It is not at all the case that Stove objects to Darwinism on religious grounds, in fact he believes that present life has by some means evolved from earlier forms; however he is quite certain that "Darwin's explanation of evolution, even though it is . . . still the best one available, is not true." Stove would object, and strongly so, to having his essays cast as being sympathetic to `creationism' or, so far as I can tell, `intelligent design', as he defines himself as a man "of no religion." His knowledge and scholarship of Darwinian theory is self-evidently vast; he suggests that he has "wasted" his time reading hundreds of Darwinism's books and `Darwinian Fairytales' makes it quite evident that he has indeed studied every prominent Darwinian "from 1859 to the present hour."
I had just begun reading Richard Dawkins' `The Blind Watchmaker' when I noticed that David Stove's `Darwinian Fairytales' had been reprinted.
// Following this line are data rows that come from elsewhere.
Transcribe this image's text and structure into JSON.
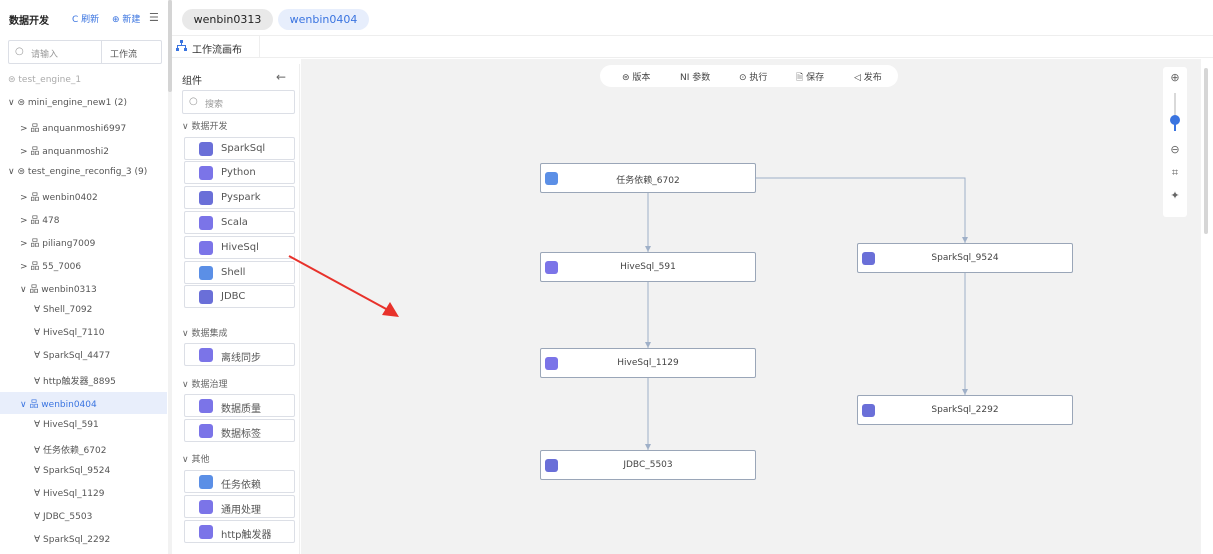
{
  "left_panel": {
    "title": "数据开发",
    "refresh_label": "C 刷新",
    "new_label": "⊕ 新建",
    "search_placeholder": "请输入",
    "filter_value": "工作流",
    "tree": [
      {
        "label": "⊜ test_engine_1",
        "state": "muted"
      },
      {
        "label": "∨ ⊜ mini_engine_new1 (2)"
      },
      {
        "label": "> 品 anquanmoshi6997"
      },
      {
        "label": "> 品 anquanmoshi2"
      },
      {
        "label": "∨ ⊜ test_engine_reconfig_3 (9)"
      },
      {
        "label": "> 品 wenbin0402"
      },
      {
        "label": "> 品 478"
      },
      {
        "label": "> 品 piliang7009"
      },
      {
        "label": "> 品 55_7006"
      },
      {
        "label": "∨ 品 wenbin0313"
      },
      {
        "label": "∀ Shell_7092"
      },
      {
        "label": "∀ HiveSql_7110"
      },
      {
        "label": "∀ SparkSql_4477"
      },
      {
        "label": "∀ http触发器_8895"
      },
      {
        "label": "∨ 品 wenbin0404",
        "state": "selected"
      },
      {
        "label": "∀ HiveSql_591"
      },
      {
        "label": "∀ 任务依赖_6702"
      },
      {
        "label": "∀ SparkSql_9524"
      },
      {
        "label": "∀ HiveSql_1129"
      },
      {
        "label": "∀ JDBC_5503"
      },
      {
        "label": "∀ SparkSql_2292"
      }
    ]
  },
  "tabs": [
    {
      "label": "wenbin0313",
      "active": false
    },
    {
      "label": "wenbin0404",
      "active": true
    }
  ],
  "subtab": {
    "label": "工作流画布"
  },
  "palette": {
    "title": "组件",
    "search_placeholder": "搜索",
    "groups": [
      {
        "label": "∨ 数据开发",
        "items": [
          {
            "label": "SparkSql",
            "icon": "spark-icon",
            "color": "#6a6fd8"
          },
          {
            "label": "Python",
            "icon": "python-icon",
            "color": "#7b74e8"
          },
          {
            "label": "Pyspark",
            "icon": "pyspark-icon",
            "color": "#6a6fd8"
          },
          {
            "label": "Scala",
            "icon": "scala-icon",
            "color": "#7b74e8"
          },
          {
            "label": "HiveSql",
            "icon": "hive-icon",
            "color": "#7b74e8"
          },
          {
            "label": "Shell",
            "icon": "shell-icon",
            "color": "#5b8fe6"
          },
          {
            "label": "JDBC",
            "icon": "jdbc-icon",
            "color": "#6a6fd8"
          }
        ]
      },
      {
        "label": "∨ 数据集成",
        "items": [
          {
            "label": "离线同步",
            "icon": "sync-icon",
            "color": "#7b74e8"
          }
        ]
      },
      {
        "label": "∨ 数据治理",
        "items": [
          {
            "label": "数据质量",
            "icon": "quality-icon",
            "color": "#7b74e8"
          },
          {
            "label": "数据标签",
            "icon": "tag-icon",
            "color": "#7b74e8"
          }
        ]
      },
      {
        "label": "∨ 其他",
        "items": [
          {
            "label": "任务依赖",
            "icon": "dependency-icon",
            "color": "#5b8fe6"
          },
          {
            "label": "通用处理",
            "icon": "general-icon",
            "color": "#7b74e8"
          },
          {
            "label": "http触发器",
            "icon": "http-icon",
            "color": "#7b74e8"
          }
        ]
      }
    ]
  },
  "toolbar": {
    "version": "⊜ 版本",
    "params": "NI 参数",
    "run": "⊙ 执行",
    "save": "🗎 保存",
    "publish": "◁ 发布"
  },
  "nodes": [
    {
      "id": "dep",
      "label": "任务依赖_6702",
      "icon": "dependency-icon",
      "color": "#5b8fe6"
    },
    {
      "id": "hive591",
      "label": "HiveSql_591",
      "icon": "hive-icon",
      "color": "#7b74e8"
    },
    {
      "id": "hive1129",
      "label": "HiveSql_1129",
      "icon": "hive-icon",
      "color": "#7b74e8"
    },
    {
      "id": "jdbc",
      "label": "JDBC_5503",
      "icon": "jdbc-icon",
      "color": "#6a6fd8"
    },
    {
      "id": "spark9524",
      "label": "SparkSql_9524",
      "icon": "spark-icon",
      "color": "#6a6fd8"
    },
    {
      "id": "spark2292",
      "label": "SparkSql_2292",
      "icon": "spark-icon",
      "color": "#6a6fd8"
    }
  ],
  "zoom": {
    "zoom_in": "⊕",
    "zoom_out": "⊖",
    "fit": "⌗",
    "layout": "✦",
    "level": 0.3
  },
  "colors": {
    "accent": "#3a74e0",
    "arrow": "#e8322b",
    "edge": "#9fb0c8"
  }
}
While reading them both it quickly seemed imperative that I read Dawkins' `The Selfish Gene' before proceeding with either TBW or DF. So that is what I did. Reading the three books in close conjunction was quite a fascinating experience, and, as I have indicated elsewhere (my review of TSG), Dawkins didn't fare to well.
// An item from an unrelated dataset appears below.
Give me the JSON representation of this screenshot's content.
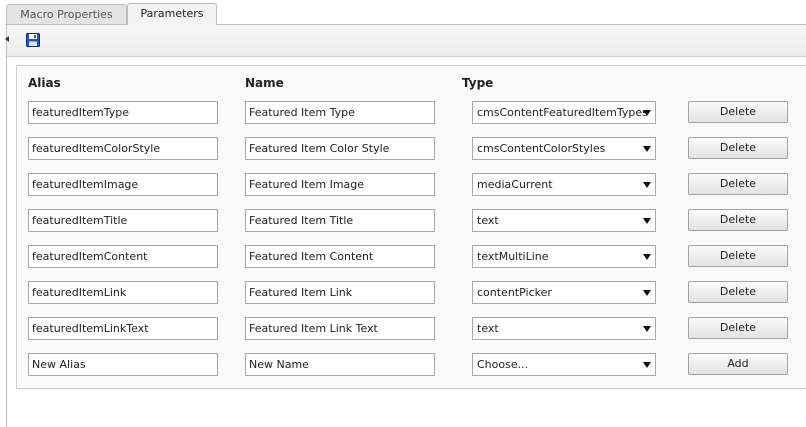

Stove, the late Australian philosopher of science, effectively skewers Dawkins (especially TSG, but, to a lesser extent, TBW as well), Stove nails E.O.Read more ›
Stove highlights how illogical science can be silly or, in the case of neo-Darwinism applied to humankind, insulting. Midgley does that and more--especially by showing how Darwinism's core tenets are held by faith. Polanyi, though, is the scariest of the lot, for he describes (from his experiences of Nazism and Stalinism) how pop evolution has led to the inhumanities of abortion, euthanasia, eugenics and genocide.
When Stove attacks neo-Darwinians' use of purposive language (for, in order to, plan, strategy, etc.), and especially, when he compares it to the language of Intelligent Design, he is very, very good. I've long wondered how unguided natural forces, without the benefits of intent, are supposed to "adapt for" anything. Perhaps most delightful is Stove's description of how the anti-religious Dawkins has ordained himself the high priest of gene worship. At times, Stove takes too long (by, say, 20-30%) saying what he says. His prose is so delightful, though, that I forgive (even welcome) his verbosity.
Reviewers read books. Since "reviewer" John's last sentence points out that he has not read this one, I'm not sure what he was reviewing. If, however, he's looking for "real scientists" (i.e. not philosophers or Christians!Read more ›
Most Recent Customer Reviews
It didn't get to the heart of the problem. Darwinian Evolution is basically a problem because it erroneously attempts to explain 'survival of the fittest' as abstract rather than... Read morePublished 9 months ago by Barbara Chitwood
A wonderfully iconoclastic attack on the cult of Neo-Darwinism by an atheist philosopher. Stove does a wonderful job of highlighting the cracks not so much in evolutionary theory... Read morePublished 21 months ago by Andy Bannister
There is no legimate argument about anything in this book. Even at the time that it was written, to bash on Dawkins and pretend that you are taking a novel stand was pretty... Read morePublished on July 15, 2014 by Nathan R.
Excellent critique of Darwinian thought by a noted philosopher. He discusses the in-depth inadequacies of Darwinian thought with regard to humans. Read morePublished on March 28, 2014 by Amazon Customer
Stove's wonderful. The first essay alone is worth the Kindle price, and you get ten extra that are just as good. Read morePublished on January 30, 2014 by Walt
"Even if such a tribe could somehow continue in existence, it is extremely difficult to imagine how our species, as we now know it to be, could ever have graduated from so very... Read morePublished on January 29, 2014 by Geneticist
This book is a great book. Maybe most people should not read it.
Creationists should not read it, because they are going to take the shallowest possible view of it, and... Read more